One day I was walking down the bicycle path with some of the day care kids of mom’s coming home from school, and guess who was there ahead. A group of kids had gathered, watching quietly as Dunderhead had one of our day care boy’s (I’ll call him Bear) collar and was holding him in the air. I strode up and slapped Dunderhead in the face! I was probably wearing a knit polyester dress with a lace collar…snerk…and I had never slapped anyone in my life, nor been punched. He immediately dropped his prey. I importantly said, “Run.” to the other kids. The young ones did. The older ones stayed to observe. Immediately he punched me in the nose. I stood there and stared at him (it did not bleed) and thought, THAT is what it is like to be punched in the nose? THAT’S not so bad! and walked calmly away.

This caused problems solved later, deliciously, but that’s not for this day. Later that day the boy’s sister called me and thanked me. No greater glory could have been experienced….ahhhh…..

2. Singing-

In middle school, again (oh, that is a crappy age!) I was in choir, and the teacher was very nice.

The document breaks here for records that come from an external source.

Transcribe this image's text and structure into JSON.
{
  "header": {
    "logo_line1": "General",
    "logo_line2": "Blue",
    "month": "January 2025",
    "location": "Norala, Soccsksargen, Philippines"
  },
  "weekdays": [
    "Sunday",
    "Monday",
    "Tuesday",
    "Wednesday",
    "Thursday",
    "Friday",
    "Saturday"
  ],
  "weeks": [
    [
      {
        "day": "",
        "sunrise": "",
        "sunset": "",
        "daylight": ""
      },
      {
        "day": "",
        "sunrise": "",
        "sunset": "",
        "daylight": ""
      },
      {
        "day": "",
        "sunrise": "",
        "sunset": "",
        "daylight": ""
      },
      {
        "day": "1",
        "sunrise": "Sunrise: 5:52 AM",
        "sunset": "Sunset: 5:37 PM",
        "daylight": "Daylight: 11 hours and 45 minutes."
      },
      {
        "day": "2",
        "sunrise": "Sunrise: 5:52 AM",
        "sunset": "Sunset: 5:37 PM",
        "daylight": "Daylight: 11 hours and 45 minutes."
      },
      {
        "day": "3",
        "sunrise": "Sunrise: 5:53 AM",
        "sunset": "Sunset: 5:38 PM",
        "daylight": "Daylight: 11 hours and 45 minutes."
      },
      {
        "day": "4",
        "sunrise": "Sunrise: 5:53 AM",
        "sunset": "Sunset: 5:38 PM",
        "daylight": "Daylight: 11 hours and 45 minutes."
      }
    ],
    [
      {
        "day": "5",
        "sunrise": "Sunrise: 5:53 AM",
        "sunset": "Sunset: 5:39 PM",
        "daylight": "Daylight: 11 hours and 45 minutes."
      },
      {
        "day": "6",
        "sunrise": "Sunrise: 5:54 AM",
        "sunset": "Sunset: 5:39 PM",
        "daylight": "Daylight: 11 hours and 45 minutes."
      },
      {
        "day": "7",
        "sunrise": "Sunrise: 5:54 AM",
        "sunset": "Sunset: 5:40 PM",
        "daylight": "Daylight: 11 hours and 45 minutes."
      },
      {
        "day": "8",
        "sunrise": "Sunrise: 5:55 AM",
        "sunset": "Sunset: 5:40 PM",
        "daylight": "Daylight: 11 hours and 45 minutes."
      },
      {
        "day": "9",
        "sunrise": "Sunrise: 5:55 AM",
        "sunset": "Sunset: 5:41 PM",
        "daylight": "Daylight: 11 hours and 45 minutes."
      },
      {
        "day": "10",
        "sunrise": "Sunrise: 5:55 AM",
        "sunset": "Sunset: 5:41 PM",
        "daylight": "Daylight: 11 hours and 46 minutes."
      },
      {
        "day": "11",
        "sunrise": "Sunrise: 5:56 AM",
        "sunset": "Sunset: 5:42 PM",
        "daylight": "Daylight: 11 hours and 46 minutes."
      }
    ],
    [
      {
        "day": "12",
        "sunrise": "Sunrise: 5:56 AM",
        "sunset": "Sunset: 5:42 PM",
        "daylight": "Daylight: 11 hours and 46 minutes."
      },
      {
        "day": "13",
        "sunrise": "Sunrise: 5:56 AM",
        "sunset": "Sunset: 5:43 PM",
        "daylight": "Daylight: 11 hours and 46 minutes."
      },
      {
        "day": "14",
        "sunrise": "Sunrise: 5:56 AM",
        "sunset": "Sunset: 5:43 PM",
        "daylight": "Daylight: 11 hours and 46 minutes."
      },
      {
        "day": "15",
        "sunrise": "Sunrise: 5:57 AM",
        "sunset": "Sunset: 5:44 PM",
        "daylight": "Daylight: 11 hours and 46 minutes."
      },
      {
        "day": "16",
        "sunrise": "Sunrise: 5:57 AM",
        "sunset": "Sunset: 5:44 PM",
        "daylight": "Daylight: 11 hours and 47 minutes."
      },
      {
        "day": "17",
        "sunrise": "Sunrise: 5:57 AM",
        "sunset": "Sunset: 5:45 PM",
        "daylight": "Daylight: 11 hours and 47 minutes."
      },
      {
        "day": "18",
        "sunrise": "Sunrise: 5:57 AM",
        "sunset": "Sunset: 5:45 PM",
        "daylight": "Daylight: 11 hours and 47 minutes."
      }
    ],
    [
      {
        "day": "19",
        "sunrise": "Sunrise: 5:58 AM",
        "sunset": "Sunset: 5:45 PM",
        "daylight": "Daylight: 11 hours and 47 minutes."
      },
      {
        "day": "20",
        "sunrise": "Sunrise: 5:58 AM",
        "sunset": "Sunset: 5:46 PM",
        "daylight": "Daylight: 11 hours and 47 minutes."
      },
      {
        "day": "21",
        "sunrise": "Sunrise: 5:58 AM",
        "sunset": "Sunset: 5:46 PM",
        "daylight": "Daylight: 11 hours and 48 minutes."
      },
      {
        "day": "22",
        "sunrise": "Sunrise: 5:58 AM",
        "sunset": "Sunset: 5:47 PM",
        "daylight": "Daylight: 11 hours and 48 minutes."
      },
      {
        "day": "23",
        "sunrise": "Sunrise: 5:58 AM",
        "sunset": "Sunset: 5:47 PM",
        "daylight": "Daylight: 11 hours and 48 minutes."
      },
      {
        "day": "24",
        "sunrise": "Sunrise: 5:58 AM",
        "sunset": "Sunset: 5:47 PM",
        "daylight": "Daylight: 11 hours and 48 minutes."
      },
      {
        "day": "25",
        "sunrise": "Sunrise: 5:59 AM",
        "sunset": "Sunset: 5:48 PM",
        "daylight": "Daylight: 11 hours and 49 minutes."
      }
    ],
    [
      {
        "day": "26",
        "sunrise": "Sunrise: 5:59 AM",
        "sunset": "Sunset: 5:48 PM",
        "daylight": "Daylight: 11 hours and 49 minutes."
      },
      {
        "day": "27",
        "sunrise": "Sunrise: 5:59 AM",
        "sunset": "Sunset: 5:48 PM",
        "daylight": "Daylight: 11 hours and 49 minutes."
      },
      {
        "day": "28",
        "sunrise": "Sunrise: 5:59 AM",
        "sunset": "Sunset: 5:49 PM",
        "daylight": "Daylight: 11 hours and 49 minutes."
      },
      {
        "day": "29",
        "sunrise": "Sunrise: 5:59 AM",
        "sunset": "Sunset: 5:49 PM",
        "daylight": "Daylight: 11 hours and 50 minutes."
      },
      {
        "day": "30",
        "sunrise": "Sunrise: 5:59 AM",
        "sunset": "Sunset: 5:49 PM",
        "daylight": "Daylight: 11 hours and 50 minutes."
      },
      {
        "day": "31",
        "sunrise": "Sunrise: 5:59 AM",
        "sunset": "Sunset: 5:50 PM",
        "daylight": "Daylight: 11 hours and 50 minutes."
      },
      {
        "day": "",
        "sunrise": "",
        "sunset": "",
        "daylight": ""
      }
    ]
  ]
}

Some very popular girls were being real jerks and refusing to sing to blackmail/punish the teacher.

I was a very strange, self-conscious, one-friend kind of kid. A weirdo to the other kids opinion, I think. (Except that I missed first place in the school spelling bee in 8th grade, the highest grade in that school, and when I misspelled the word, it sounded like everyone said, “Awwwwwwwwwwwww”, and meant it. I stood, thunderstruck. It was too late to realize, I had been liked, my pedantic, weird little self, the whole time. They were just intimidated by me.

But I digress (as usual, LOL!) My number one fear, above and waaaay beyond Lester walking outta dat closet and staring at me with a grinning face, was SINGING IN PUBLIC. And I suuuuucked. I couldn’t carry a tune back then.

After the third round of music, and those little biatches sitting there refusing to sing (and no one else daring to, cause who wants to stand up to the popular girls in 7th grade?) ….guess what?
I started singing loud and strong as I could.

I figured there would be shouts and screams of derision and laughter. There was stone cold silence. I felt the hot, prickly, sick fear and red face. I sang.

The next rendition, those damned girls sang.

3. In the hospital the staff was insulting my friend, a schitzophrenic. He was such a sweet and lovely boy. I loved him dearly, and he came to love me, too. I knew. They were calling him roly-poly and saying, “blink” and sitting there on their asses smirking, looking at each other, and him, in the day room.

I said, “I feel like I am in high school.”

The male tech turned and said, surprised, “Why?” and that was when they got hoofed.

The schitzophrenic made his appropriate addition and regally and with great dignity, left the room.

They did not repeat the behavior.

Imagine, my first time in a locked psychiatric facility. I had a lot to lose by condemning these people. It didn’t matter. I was treated the same, with respect and kindness. I was scared, but I did it anyway.

Now, are you seeing a pattern?

I’m afraid/loathe to stand up for myself, but I’ll stand up in front of a bullet for YOU.

I think that is exactly what caused the meltdown with my father, a man i usually bow down to. He accused me of accusing HIM of lying, and then treated me with anger and disdain. I lost it.

“Speak your mind even if your hands shake.” Even if you get a hot, sick chill.

Lately, the stress and shock of what I’ve been through, including my friend’s husband dying, has left me numb. I don’t have any fears right now. I feel fearless.

My shower door stays pulled closed nowadays. If Mr. Bates shows up, he’s gonna get hoofed.